  • Consiglio, C. (1978). Odonata collected in ethopia by the expeditions of the Accademia Nazionale dei Lincei, 375, 27-51. [PDF file]
  • Pinhey, E.C.G. (1961). Dragonflies (Odonata) of Central Africa. Occasional Papers Rhodes-Livingstone Museum, 14, 1-97. [PDF file]
  • Pinhey, E.C.G. (1966). Check-list of dragonflies (Odonata) from Malawi, with description of a new Teinobasis Kirby. Arnoldia, 2, 1-24. [PDF file]
  • Pinhey, E.C.G. (1967). Odonata Zygoptera. Exploration Hydrobiologique Bassin Lac Bangweolo Luapula, 14, 1-43. [PDF file]
  • Schouteden, H. (1934). Annales Musee Congo belge Zoologie 3 Section 2, 3, 1-84. [PDF file]
  • Ris, F. (1921). The Odonata or Dragonflies of South Africa. Annals South African Museum, XVIII, 245-452. [PDF file]
  • Sjöstedt, Y. (1909). Wissenschaftliche Ergebnisse der schwedischen zoologischen Expedition nach dem Kilimandjaro, dem Meru und den umgebenden Massaisteppen Deutsch-Ostafrikas 1905-1906 unter Leitung von Prof. Dr. Yngve Sjöstedt. 14. Pseudoneuroptera. Odonata, 14, 1-52.

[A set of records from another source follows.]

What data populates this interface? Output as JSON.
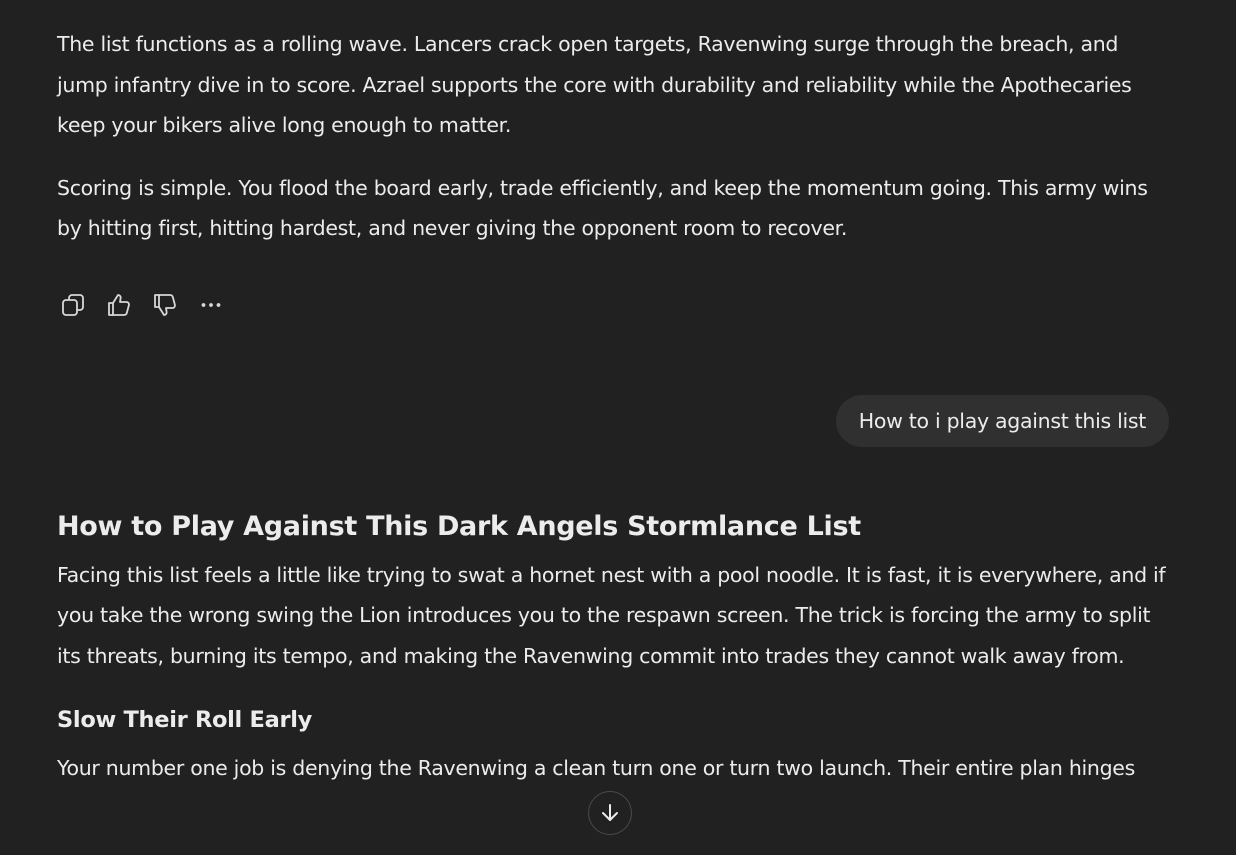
{
  "assistant_previous": {
    "paragraphs": [
      "The list functions as a rolling wave. Lancers crack open targets, Ravenwing surge through the breach, and jump infantry dive in to score. Azrael supports the core with durability and reliability while the Apothecaries keep your bikers alive long enough to matter.",
      "Scoring is simple. You flood the board early, trade efficiently, and keep the momentum going. This army wins by hitting first, hitting hardest, and never giving the opponent room to recover."
    ]
  },
  "message_actions": {
    "icons": [
      "copy-icon",
      "thumbs-up-icon",
      "thumbs-down-icon",
      "more-icon"
    ]
  },
  "user_message": {
    "text": "How to i play against this list"
  },
  "assistant_reply": {
    "heading": "How to Play Against This Dark Angels Stormlance List",
    "intro": "Facing this list feels a little like trying to swat a hornet nest with a pool noodle. It is fast, it is everywhere, and if you take the wrong swing the Lion introduces you to the respawn screen. The trick is forcing the army to split its threats, burning its tempo, and making the Ravenwing commit into trades they cannot walk away from.",
    "subheading": "Slow Their Roll Early",
    "section_text": "Your number one job is denying the Ravenwing a clean turn one or turn two launch. Their entire plan hinges"
  },
  "scroll_button": {
    "icon": "arrow-down-icon"
  },
  "colors": {
    "background": "#212121",
    "text": "#ececec",
    "user_bubble": "#303030"
  }
}
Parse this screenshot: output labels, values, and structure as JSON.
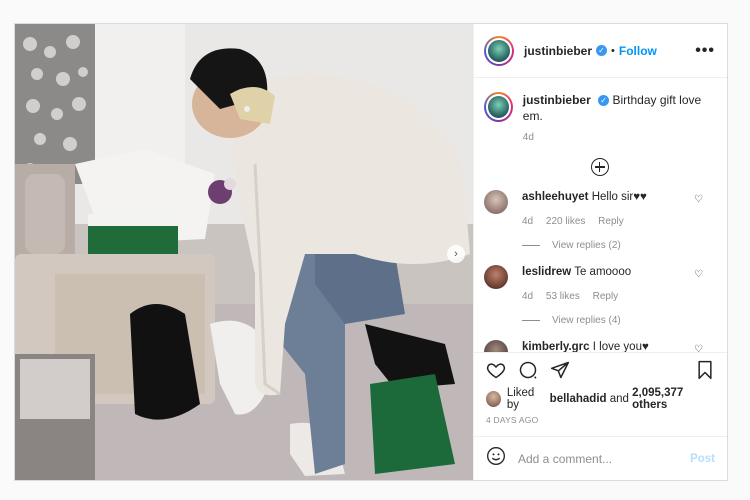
{
  "post": {
    "username": "justinbieber",
    "follow_label": "Follow",
    "more_label": "•••",
    "caption": "Birthday gift love em.",
    "caption_time": "4d",
    "likes_by_user": "bellahadid",
    "likes_and": "and",
    "likes_count": "2,095,377 others",
    "likes_prefix": "Liked by",
    "date": "4 DAYS AGO",
    "comment_placeholder": "Add a comment...",
    "post_label": "Post"
  },
  "comments": [
    {
      "username": "ashleehuyet",
      "text": "Hello sir♥♥",
      "time": "4d",
      "likes": "220 likes",
      "reply_label": "Reply",
      "view_replies": "View replies (2)",
      "avatar_color": "#9a7d78"
    },
    {
      "username": "leslidrew",
      "text": "Te amoooo",
      "time": "4d",
      "likes": "53 likes",
      "reply_label": "Reply",
      "view_replies": "View replies (4)",
      "avatar_color": "#7a3f30"
    },
    {
      "username": "kimberly.grc",
      "text": "I love you♥",
      "avatar_color": "#5c4a44"
    }
  ],
  "icons": {
    "verified": "verified-badge-icon",
    "heart": "heart-icon",
    "comment": "comment-icon",
    "share": "share-icon",
    "save": "bookmark-icon",
    "emoji": "emoji-icon",
    "load_more": "plus-circle-icon",
    "next": "chevron-right-icon"
  },
  "colors": {
    "link_blue": "#0095f6",
    "verified_blue": "#3897f0",
    "muted": "#8e8e8e"
  }
}
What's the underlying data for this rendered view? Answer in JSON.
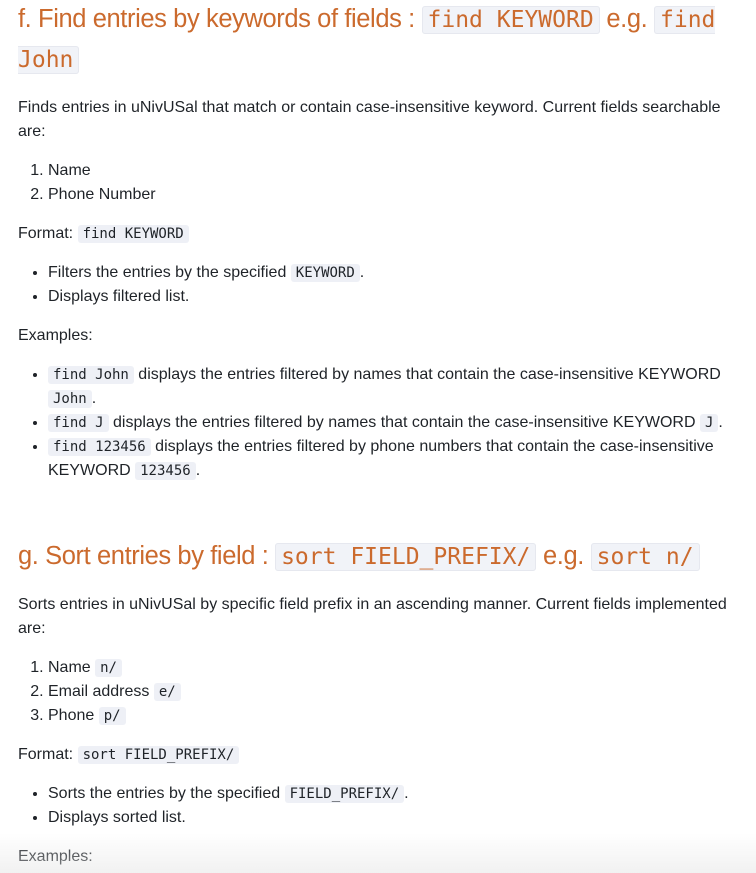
{
  "sections": [
    {
      "heading_text": "f. Find entries by keywords of fields : ",
      "heading_code1": "find KEYWORD",
      "heading_mid": " e.g. ",
      "heading_code2": "find John",
      "description": "Finds entries in uNivUSal that match or contain case-insensitive keyword. Current fields searchable are:",
      "fields": [
        "Name",
        "Phone Number"
      ],
      "format_label": "Format: ",
      "format_code": "find KEYWORD",
      "bullets": [
        {
          "before": "Filters the entries by the specified ",
          "code": "KEYWORD",
          "after": "."
        },
        {
          "before": "Displays filtered list.",
          "code": "",
          "after": ""
        }
      ],
      "examples_label": "Examples:",
      "examples": [
        {
          "code": "find John",
          "text": " displays the entries filtered by names that contain the case-insensitive KEYWORD ",
          "code2": "John",
          "after": "."
        },
        {
          "code": "find J",
          "text": " displays the entries filtered by names that contain the case-insensitive KEYWORD ",
          "code2": "J",
          "after": "."
        },
        {
          "code": "find 123456",
          "text": " displays the entries filtered by phone numbers that contain the case-insensitive KEYWORD ",
          "code2": "123456",
          "after": "."
        }
      ]
    },
    {
      "heading_text": "g. Sort entries by field : ",
      "heading_code1": "sort FIELD_PREFIX/",
      "heading_mid": " e.g. ",
      "heading_code2": "sort n/",
      "description": "Sorts entries in uNivUSal by specific field prefix in an ascending manner. Current fields implemented are:",
      "fields": [
        {
          "label": "Name ",
          "code": "n/"
        },
        {
          "label": "Email address ",
          "code": "e/"
        },
        {
          "label": "Phone ",
          "code": "p/"
        }
      ],
      "format_label": "Format: ",
      "format_code": "sort FIELD_PREFIX/",
      "bullets": [
        {
          "before": "Sorts the entries by the specified ",
          "code": "FIELD_PREFIX/",
          "after": "."
        },
        {
          "before": "Displays sorted list.",
          "code": "",
          "after": ""
        }
      ],
      "examples_label": "Examples:"
    }
  ]
}
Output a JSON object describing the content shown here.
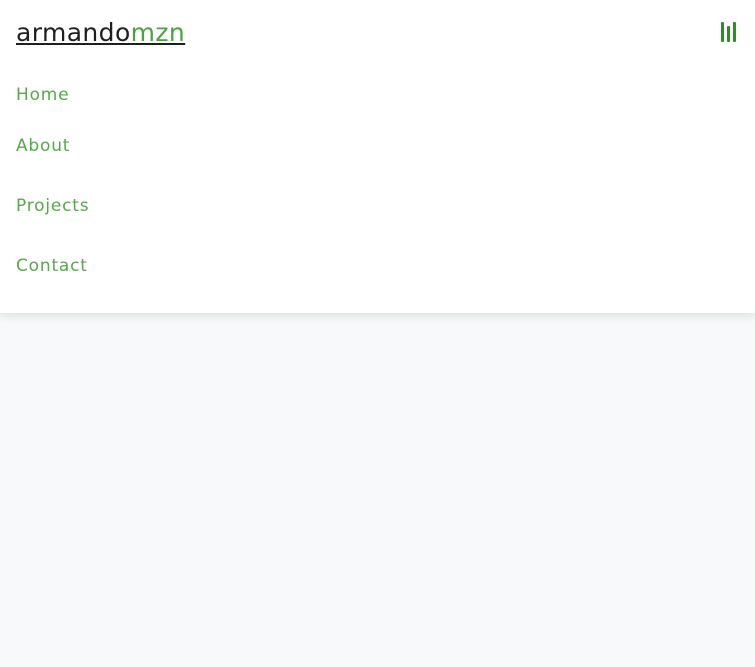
{
  "header": {
    "brand_primary": "armando",
    "brand_accent": "mzn",
    "menu_toggle_icon": "menu-toggle-icon"
  },
  "navigation": {
    "items": [
      {
        "label": "Home"
      },
      {
        "label": "About"
      },
      {
        "label": "Projects"
      },
      {
        "label": "Contact"
      }
    ]
  },
  "colors": {
    "brand_text": "#1f1f1f",
    "brand_accent": "#49a53d",
    "menu_link": "#56a84a",
    "page_background": "#f8f9fa",
    "panel_background": "#ffffff"
  }
}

Citation: Dijkstra, K.-D.B (editor). African Dragonflies and Damselflies Online. http://addo.adu.org.za/ [2017-11-20].